|Ab urbe condita||1201|
|Balinese saka calendar||369–370|
|Chinese calendar||丁亥年 (Fire Pig)|
3144 or 3084
— to —
戊子年 (Earth Rat)
3145 or 3085
|- Vikram Samvat||504–505|
|- Shaka Samvat||369–370|
|- Kali Yuga||3548–3549|
|Iranian calendar||174 BP – 173 BP|
|Islamic calendar||179 BH – 178 BH|
|Minguo calendar||1464 before ROC|
|Seleucid era||759/760 AG|
|Thai solar calendar||990–991|
574 or 193 or −579
— to —
575 or 194 or −578
- Emperor Theodosius II sends an embassy to Attila the Hun; Anatolius, a Roman general (magister militum) responsible for the security of the Eastern frontier, achieves a peace treaty with the Huns, in exchange for an annual tribute of 950 kilograms (2,100 lb) of gold per year.
- Attila demands in the treaty the evacuation of the territory running from Singidunum (Belgrade, in Serbia) 500 kilometres (300 mi) east along the Danube to Novae (Svishtov, in Bulgaria). This depopulated buffer zone deprives the Romans of their natural defensive advantages.
- Flavius Aetius suppresses the Bagaudae in Armorica (Gaul), and defeats the Salian Franks under King Chlodio near Arras (Belgica Secunda); the invaders are stopped around a river-crossing near Vicus Helena.
- Theodosius II orders all non-Christian books burned.
- Rechiar succeeds his father Rechila as king of the Suebi in Galicia (Northern Spain). He marries a daughter of the Visigoth king Theodoric I and converts to Catholicism.
- Kou Qianzhi, Chinese Daoist reformer, dies after having converted emperor Taiwu of Northern Wei and having established Daoism as the country's dominant religion.
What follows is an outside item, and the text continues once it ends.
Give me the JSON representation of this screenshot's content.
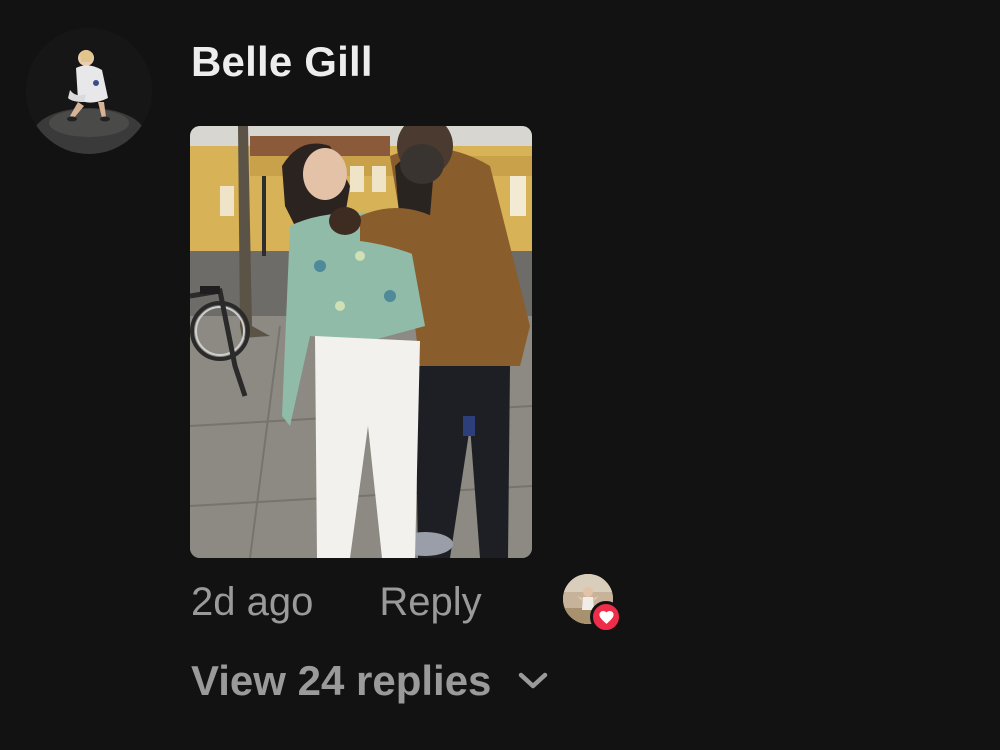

His death presages a revival of Buddhism as China's dominant faith.